▶ _Your objective_
Keep only those lines of the records that include the string "Override".

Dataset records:
BEGIN

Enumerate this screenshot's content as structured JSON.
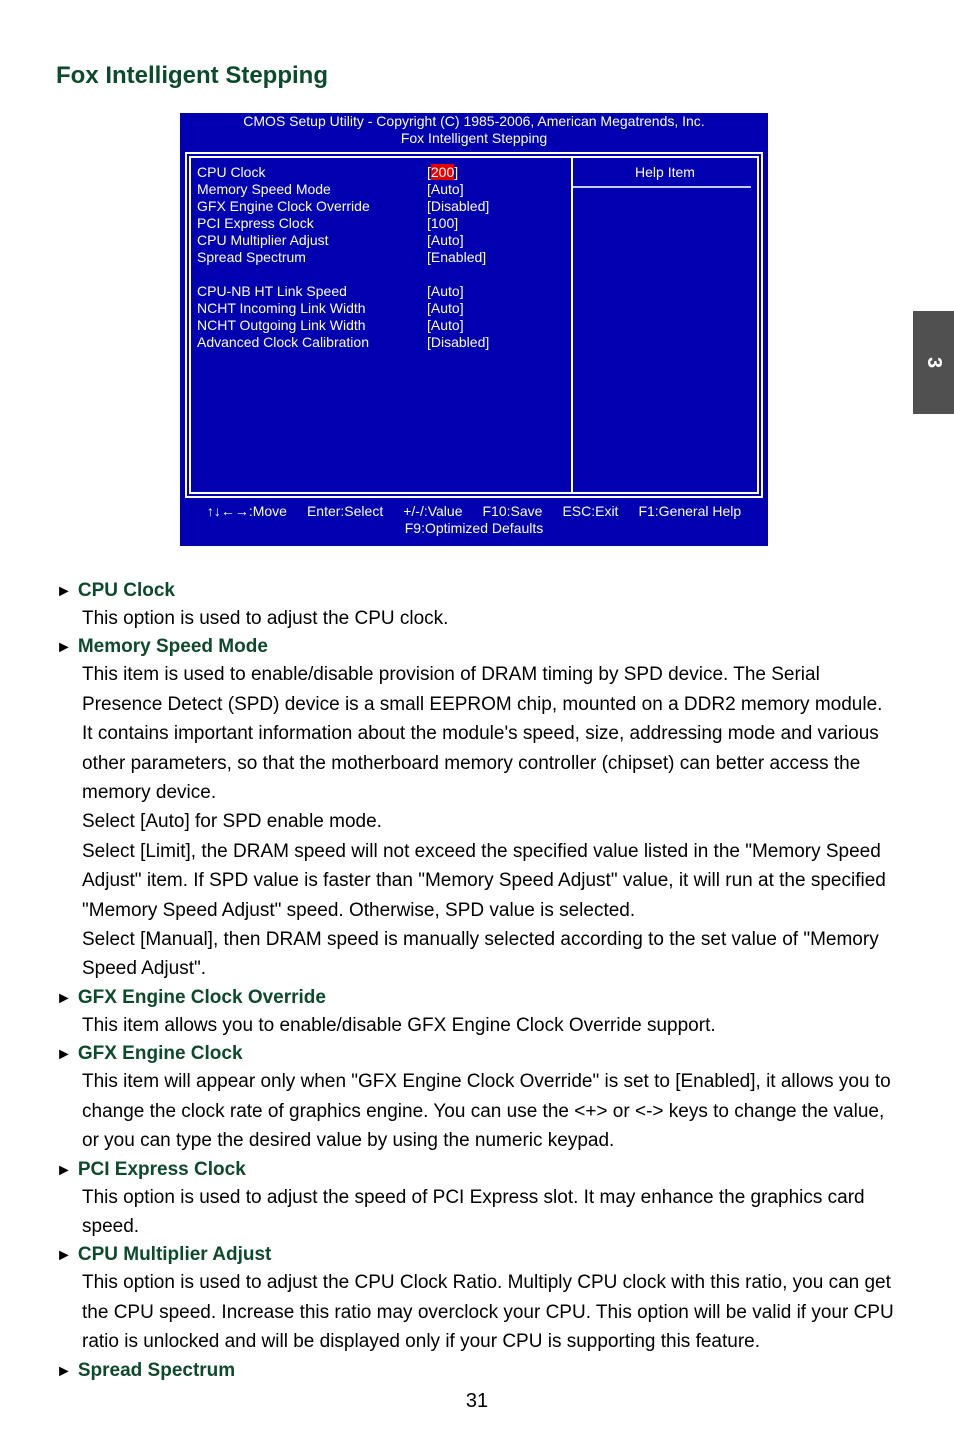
{
  "page": {
    "title": "Fox Intelligent Stepping",
    "chapter_tab": "3",
    "page_number": "31"
  },
  "bios": {
    "header_line1": "CMOS Setup Utility - Copyright (C) 1985-2006, American Megatrends, Inc.",
    "header_line2": "Fox Intelligent Stepping",
    "help_title": "Help Item",
    "items_group1": [
      {
        "label": "CPU Clock",
        "value_prefix": "[",
        "value": "200",
        "value_suffix": "]",
        "selected": true
      },
      {
        "label": "Memory Speed Mode",
        "value": "[Auto]"
      },
      {
        "label": "GFX Engine Clock Override",
        "value": "[Disabled]"
      },
      {
        "label": "PCI Express Clock",
        "value": "[100]"
      },
      {
        "label": "CPU Multiplier Adjust",
        "value": "[Auto]"
      },
      {
        "label": "Spread Spectrum",
        "value": "[Enabled]"
      }
    ],
    "items_group2": [
      {
        "label": "CPU-NB HT Link Speed",
        "value": "[Auto]"
      },
      {
        "label": "NCHT Incoming Link Width",
        "value": "[Auto]"
      },
      {
        "label": "NCHT Outgoing Link Width",
        "value": "[Auto]"
      },
      {
        "label": "Advanced Clock Calibration",
        "value": "[Disabled]"
      }
    ],
    "footer_keys": [
      "↑↓←→:Move",
      "Enter:Select",
      "+/-/:Value",
      "F10:Save",
      "ESC:Exit",
      "F1:General Help"
    ],
    "footer_line2": "F9:Optimized Defaults",
    "colors": {
      "background": "#0000b0",
      "highlight": "#e60000",
      "text": "#ffffff"
    }
  },
  "sections": [
    {
      "heading": "CPU Clock",
      "paragraphs": [
        "This option is used to adjust the CPU clock."
      ]
    },
    {
      "heading": "Memory Speed Mode",
      "paragraphs": [
        "This item is used to enable/disable provision of DRAM timing by SPD device. The Serial Presence Detect (SPD) device is a small EEPROM chip, mounted on a DDR2 memory module. It contains important information about the module's speed, size, addressing mode and various other parameters, so that the motherboard memory controller (chipset) can better access the memory device.",
        "Select [Auto] for SPD enable mode.",
        "Select [Limit], the DRAM speed will not exceed the specified value listed in the \"Memory Speed Adjust\" item. If SPD value is faster than \"Memory Speed Adjust\" value, it will run at the specified \"Memory Speed Adjust\" speed. Otherwise, SPD value is selected.",
        "Select [Manual], then DRAM speed is manually selected according to the set value of \"Memory Speed Adjust\"."
      ]
    },
    {
      "heading": "GFX Engine Clock Override",
      "paragraphs": [
        "This item allows you to enable/disable GFX Engine Clock Override support."
      ]
    },
    {
      "heading": "GFX Engine Clock",
      "paragraphs": [
        "This item will appear only when \"GFX Engine Clock Override\" is set to [Enabled], it allows you to change the clock rate of graphics engine. You can use the <+> or <-> keys to change the value, or you can type the desired value by using the numeric keypad."
      ]
    },
    {
      "heading": "PCI Express Clock",
      "paragraphs": [
        "This option is used to adjust the speed of PCI Express slot. It may enhance the graphics card speed."
      ]
    },
    {
      "heading": "CPU Multiplier Adjust",
      "paragraphs": [
        "This option is used to adjust the CPU Clock Ratio. Multiply CPU clock with this ratio, you can get the CPU speed. Increase this ratio may overclock your CPU. This option will be valid if your CPU ratio is unlocked and will be displayed only if your CPU is supporting this feature."
      ]
    },
    {
      "heading": "Spread Spectrum",
      "paragraphs": []
    }
  ],
  "icons": {
    "bullet": "triangle-right-icon",
    "bullet_glyph": "►"
  }
}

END

▶ _Output of the task_
        "label": "GFX Engine Clock Override",
      "heading": "GFX Engine Clock Override",
        "This item allows you to enable/disable GFX Engine Clock Override support."
        "This item will appear only when \"GFX Engine Clock Override\" is set to [Enabled], it allows you to change the clock rate of graphics engine. You can use the <+> or <-> keys to change the value, or you can type the desired value by using the numeric keypad."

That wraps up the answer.